I’m a big proponent of the annual wellness exam. So, say for example, you’re in your early 20s, you’re very healthy. You know, ‘Why would I need to go see the doctor if I’m doing fine?’ So part of that is, one, on the annual wellness exam, you can anticipate you’ll have some very basic screening labs, and again those are going to be looking for the top three things, so checking your vital signs and looking at your blood pressure and checking your cholesterol and checking your blood sugars to see if you have evidence of diabetes. 

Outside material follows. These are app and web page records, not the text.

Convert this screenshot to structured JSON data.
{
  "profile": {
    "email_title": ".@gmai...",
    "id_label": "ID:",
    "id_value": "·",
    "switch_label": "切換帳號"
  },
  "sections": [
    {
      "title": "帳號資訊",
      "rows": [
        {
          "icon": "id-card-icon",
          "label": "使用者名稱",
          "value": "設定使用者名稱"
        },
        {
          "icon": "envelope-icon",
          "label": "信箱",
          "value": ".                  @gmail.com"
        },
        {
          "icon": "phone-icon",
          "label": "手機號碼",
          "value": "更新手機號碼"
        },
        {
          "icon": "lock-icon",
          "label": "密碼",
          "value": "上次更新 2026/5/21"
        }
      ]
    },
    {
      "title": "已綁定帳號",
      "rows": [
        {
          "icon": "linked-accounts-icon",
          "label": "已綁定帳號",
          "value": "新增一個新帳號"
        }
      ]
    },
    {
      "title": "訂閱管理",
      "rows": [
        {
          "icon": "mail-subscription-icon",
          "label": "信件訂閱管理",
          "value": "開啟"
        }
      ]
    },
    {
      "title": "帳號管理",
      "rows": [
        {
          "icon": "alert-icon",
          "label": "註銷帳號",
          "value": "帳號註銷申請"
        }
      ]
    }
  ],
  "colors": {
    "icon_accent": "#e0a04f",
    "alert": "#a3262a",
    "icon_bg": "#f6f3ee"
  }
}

And then after that, sometimes with the newer electronic health care records, you can directly upload and put in those important family history things. So, for example, if you’re going back to the breast cancer example, I had a patient (whose) sister had a very rapid, aggressive form of breast cancer and passed away. And so, as she’s coming in on a regular visit, completely unrelated, she goes, ‘Oh, by the way, Hey, Dr. Ezell, this is something that happened in my life. And I said, ‘Whoa, that’s important.’ And so we wanted to go ahead and get her genetic risk assessed. And so we got her over with one of our breast surgeons, and they did a genetic map, they did genetic testing, and they have her engaged in their program so that they’re able to do a much more aggressive screening program on her with the hope and expectation that if she does develop breast cancer, they’ll be able to act on it early and save her life. 

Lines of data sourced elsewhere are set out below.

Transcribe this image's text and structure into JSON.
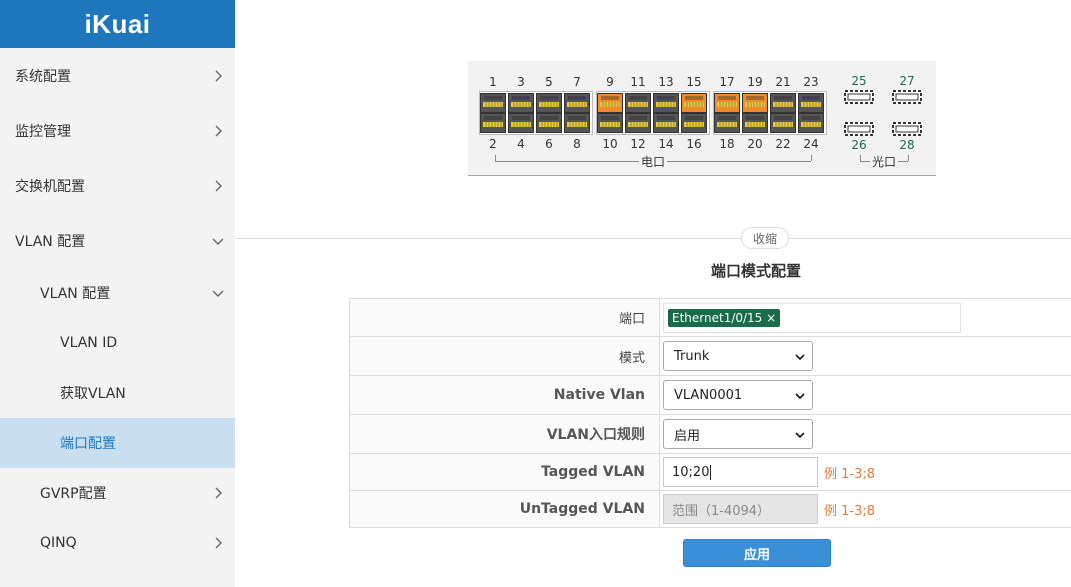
{
  "logo": "iKuai",
  "sidebar": {
    "items": [
      {
        "label": "系统配置",
        "level": 0,
        "chevron": "right"
      },
      {
        "label": "监控管理",
        "level": 0,
        "chevron": "right"
      },
      {
        "label": "交换机配置",
        "level": 0,
        "chevron": "right"
      },
      {
        "label": "VLAN 配置",
        "level": 0,
        "chevron": "down"
      },
      {
        "label": "VLAN 配置",
        "level": 1,
        "chevron": "down"
      },
      {
        "label": "VLAN ID",
        "level": 2,
        "chevron": ""
      },
      {
        "label": "获取VLAN",
        "level": 2,
        "chevron": ""
      },
      {
        "label": "端口配置",
        "level": 2,
        "chevron": "",
        "active": true
      },
      {
        "label": "GVRP配置",
        "level": 1,
        "chevron": "right"
      },
      {
        "label": "QINQ",
        "level": 1,
        "chevron": "right"
      }
    ]
  },
  "panel": {
    "electric_label": "电口",
    "optical_label": "光口",
    "top_ports": [
      "1",
      "3",
      "5",
      "7",
      "9",
      "11",
      "13",
      "15",
      "17",
      "19",
      "21",
      "23"
    ],
    "bottom_ports": [
      "2",
      "4",
      "6",
      "8",
      "10",
      "12",
      "14",
      "16",
      "18",
      "20",
      "22",
      "24"
    ],
    "optical_top": [
      "25",
      "27"
    ],
    "optical_bottom": [
      "26",
      "28"
    ],
    "active_top": [
      "9",
      "15",
      "17",
      "19"
    ],
    "active_color": "#f08a2c",
    "idle_color": "#555555",
    "optical_color": "#1a6b4a"
  },
  "collapse_label": "收缩",
  "form": {
    "title": "端口模式配置",
    "port_label": "端口",
    "port_tag": "Ethernet1/0/15 ×",
    "mode_label": "模式",
    "mode_value": "Trunk",
    "native_label": "Native Vlan",
    "native_value": "VLAN0001",
    "ingress_label": "VLAN入口规则",
    "ingress_value": "启用",
    "tagged_label": "Tagged VLAN",
    "tagged_value": "10;20",
    "tagged_hint": "例 1-3;8",
    "untagged_label": "UnTagged VLAN",
    "untagged_placeholder": "范围（1-4094）",
    "untagged_hint": "例 1-3;8",
    "apply_label": "应用"
  }
}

Allison: Thank you so much for sharing this morning. Is there anything else that you’d like us to know?

Ezell: Again, I’m a big advocate of the annual wellness exam — even though you may feel that absolutely nothing wrong is going on. Of course, I do this for a living. And I see this day in and day out: I’ll have people come in, people in their early 20s, and have extremely high (blood pressure). 

There’s a lot of conditions that we’ll call ‘silent killers,’ because people can adapt to them and feel very fine and not have any symptoms until later in the course. And just by having those periodic check-ins and getting health screenings, that does a couple of things: One, it can give you reassurance that you’re doing well. Two, it’s establishing rapport with the physician. And what’s important about that rapport is, oftentimes, once I get to know people very well, I can see a big change in their behavior or their physical presentation just because I know them. And then, three, you want to create that data tracking of you’re doing well, you’re doing well, and then if you start to see something change from what we call a baseline level, it’s a lot easier to intervene. 

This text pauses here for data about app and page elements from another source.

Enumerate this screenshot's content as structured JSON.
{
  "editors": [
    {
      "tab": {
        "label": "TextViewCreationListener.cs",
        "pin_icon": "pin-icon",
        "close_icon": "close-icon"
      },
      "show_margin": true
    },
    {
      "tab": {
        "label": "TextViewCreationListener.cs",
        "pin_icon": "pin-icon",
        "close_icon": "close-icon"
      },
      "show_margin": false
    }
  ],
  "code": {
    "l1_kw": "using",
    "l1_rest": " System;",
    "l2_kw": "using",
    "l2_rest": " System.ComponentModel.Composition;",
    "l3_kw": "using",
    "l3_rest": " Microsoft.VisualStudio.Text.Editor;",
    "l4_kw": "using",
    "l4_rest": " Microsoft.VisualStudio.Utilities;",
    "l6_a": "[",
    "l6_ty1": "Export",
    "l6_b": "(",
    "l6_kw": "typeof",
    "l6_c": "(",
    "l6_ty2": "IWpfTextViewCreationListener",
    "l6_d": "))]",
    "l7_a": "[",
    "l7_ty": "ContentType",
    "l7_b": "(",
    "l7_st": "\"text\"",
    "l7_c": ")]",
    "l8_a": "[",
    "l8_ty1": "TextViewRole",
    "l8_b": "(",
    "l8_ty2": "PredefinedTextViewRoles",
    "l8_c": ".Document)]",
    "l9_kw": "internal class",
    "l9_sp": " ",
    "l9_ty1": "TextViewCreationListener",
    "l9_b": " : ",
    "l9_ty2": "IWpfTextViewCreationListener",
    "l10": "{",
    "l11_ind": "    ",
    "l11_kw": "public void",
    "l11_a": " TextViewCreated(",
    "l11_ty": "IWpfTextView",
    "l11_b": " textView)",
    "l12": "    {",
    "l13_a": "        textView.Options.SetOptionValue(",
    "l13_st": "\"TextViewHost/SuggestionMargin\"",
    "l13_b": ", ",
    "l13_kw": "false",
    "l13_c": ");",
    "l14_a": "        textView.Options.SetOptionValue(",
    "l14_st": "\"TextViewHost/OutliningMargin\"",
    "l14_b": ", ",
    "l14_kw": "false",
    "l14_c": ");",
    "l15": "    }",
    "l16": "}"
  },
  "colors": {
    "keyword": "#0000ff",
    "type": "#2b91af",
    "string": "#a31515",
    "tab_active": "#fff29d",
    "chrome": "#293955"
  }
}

Alexis Allison is the health reporter at the Fort Worth Report. Her position is supported by a grant from Texas Health Resources. Contact her at alexis.allison@fortworthreport.org or via Twitter. At the Fort Worth Report, news decisions are made independently of our board members and financial supporters. Read more about our editorial independence policy here.

Creative Commons License

Republish our articles for free, online or in print, by following our guidelines.

Avatar photo

Alexis AllisonHealth Reporter

Alexis Allison covers health for the Fort Worth Report. When she can, she'll slip in an illustration or two. Allison is a former high school English teacher and hopes her journalism is likewise educational....